## YOUR OBJECTIVE
Collect each line of the records containing the string "Utrack".
BEGIN
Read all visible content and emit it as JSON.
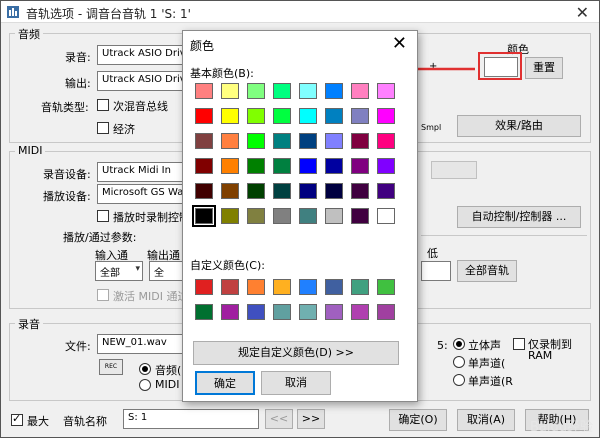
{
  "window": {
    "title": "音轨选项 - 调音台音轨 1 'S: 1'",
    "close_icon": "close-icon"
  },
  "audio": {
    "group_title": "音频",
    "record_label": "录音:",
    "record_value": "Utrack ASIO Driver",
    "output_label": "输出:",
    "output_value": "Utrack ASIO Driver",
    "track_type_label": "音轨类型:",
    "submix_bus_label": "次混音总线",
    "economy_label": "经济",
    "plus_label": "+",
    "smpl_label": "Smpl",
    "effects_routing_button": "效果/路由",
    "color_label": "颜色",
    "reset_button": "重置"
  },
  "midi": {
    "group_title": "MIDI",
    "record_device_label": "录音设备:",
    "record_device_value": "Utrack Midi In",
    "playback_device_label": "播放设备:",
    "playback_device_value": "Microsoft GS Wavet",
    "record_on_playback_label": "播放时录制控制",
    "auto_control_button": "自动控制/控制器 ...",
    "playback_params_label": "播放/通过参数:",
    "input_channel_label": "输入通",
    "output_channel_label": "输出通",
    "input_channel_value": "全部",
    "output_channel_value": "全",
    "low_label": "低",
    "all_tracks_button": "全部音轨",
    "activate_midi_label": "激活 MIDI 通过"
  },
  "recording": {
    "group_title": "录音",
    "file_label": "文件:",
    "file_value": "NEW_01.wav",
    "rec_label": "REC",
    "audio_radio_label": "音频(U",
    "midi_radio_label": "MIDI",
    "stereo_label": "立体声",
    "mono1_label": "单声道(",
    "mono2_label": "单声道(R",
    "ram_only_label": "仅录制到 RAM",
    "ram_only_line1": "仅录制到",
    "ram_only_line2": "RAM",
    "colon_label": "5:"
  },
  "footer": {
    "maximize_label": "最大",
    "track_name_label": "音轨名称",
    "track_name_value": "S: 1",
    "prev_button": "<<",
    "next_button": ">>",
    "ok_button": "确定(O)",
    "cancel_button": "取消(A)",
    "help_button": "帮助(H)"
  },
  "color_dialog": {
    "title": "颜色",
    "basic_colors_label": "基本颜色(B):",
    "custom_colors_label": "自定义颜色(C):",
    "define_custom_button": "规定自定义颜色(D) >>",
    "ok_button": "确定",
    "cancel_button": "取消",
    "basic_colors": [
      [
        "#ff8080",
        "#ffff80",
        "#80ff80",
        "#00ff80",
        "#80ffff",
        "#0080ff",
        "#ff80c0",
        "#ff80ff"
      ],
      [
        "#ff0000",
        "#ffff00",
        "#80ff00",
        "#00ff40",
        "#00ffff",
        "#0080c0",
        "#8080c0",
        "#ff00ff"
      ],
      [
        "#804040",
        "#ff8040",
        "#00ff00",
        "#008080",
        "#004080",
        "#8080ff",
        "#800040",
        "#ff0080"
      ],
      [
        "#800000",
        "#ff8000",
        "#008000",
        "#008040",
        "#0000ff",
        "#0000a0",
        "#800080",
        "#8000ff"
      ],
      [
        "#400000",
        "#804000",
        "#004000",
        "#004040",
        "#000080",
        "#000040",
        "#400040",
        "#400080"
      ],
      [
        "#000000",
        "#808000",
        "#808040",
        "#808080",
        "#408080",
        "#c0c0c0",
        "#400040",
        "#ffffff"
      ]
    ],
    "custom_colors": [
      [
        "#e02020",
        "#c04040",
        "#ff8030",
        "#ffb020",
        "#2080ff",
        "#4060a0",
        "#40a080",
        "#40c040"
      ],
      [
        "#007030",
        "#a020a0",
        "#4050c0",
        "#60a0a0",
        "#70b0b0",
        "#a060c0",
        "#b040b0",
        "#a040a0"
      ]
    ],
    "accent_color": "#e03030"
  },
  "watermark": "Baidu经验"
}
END
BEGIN
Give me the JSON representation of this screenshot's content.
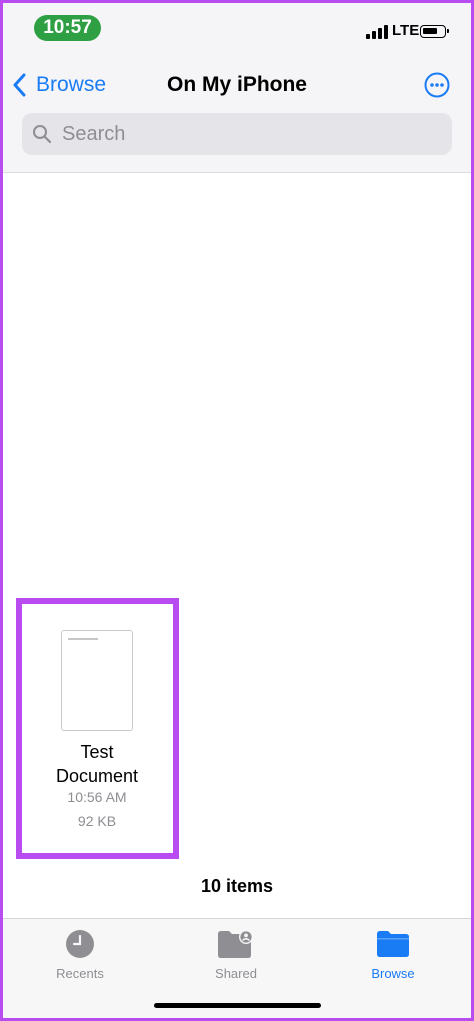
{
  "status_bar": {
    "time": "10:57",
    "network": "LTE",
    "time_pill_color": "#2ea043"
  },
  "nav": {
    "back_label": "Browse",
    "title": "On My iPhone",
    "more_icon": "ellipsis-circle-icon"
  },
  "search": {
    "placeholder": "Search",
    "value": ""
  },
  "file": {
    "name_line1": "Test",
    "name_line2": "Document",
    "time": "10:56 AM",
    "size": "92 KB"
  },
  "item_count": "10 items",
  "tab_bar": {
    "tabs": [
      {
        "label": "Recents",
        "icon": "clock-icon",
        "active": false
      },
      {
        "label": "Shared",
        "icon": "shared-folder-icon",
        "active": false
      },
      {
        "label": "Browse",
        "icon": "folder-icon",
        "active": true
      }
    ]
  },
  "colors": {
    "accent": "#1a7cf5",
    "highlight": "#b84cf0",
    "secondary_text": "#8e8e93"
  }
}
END
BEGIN
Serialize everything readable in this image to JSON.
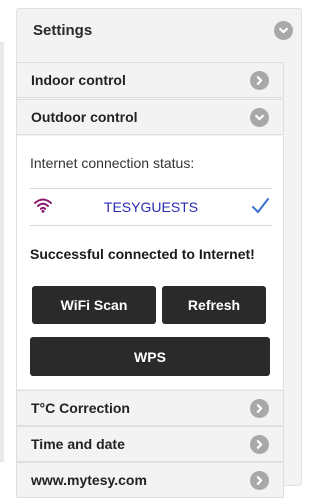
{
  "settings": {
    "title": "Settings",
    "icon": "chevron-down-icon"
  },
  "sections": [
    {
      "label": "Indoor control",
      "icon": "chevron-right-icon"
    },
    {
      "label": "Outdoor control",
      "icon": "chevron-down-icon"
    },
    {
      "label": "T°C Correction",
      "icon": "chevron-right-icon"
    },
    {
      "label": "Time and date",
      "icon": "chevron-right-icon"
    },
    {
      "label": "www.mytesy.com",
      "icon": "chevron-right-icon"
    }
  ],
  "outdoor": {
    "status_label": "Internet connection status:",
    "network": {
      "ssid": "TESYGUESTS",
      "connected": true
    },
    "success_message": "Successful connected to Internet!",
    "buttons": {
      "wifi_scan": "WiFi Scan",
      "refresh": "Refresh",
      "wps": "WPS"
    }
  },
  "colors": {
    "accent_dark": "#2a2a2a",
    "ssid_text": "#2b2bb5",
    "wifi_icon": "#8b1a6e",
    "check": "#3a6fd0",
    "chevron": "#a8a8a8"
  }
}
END
## TASK ANSWER
    "record_value": "Utrack ASIO Driver",
    "output_value": "Utrack ASIO Driver",
    "record_device_value": "Utrack Midi In",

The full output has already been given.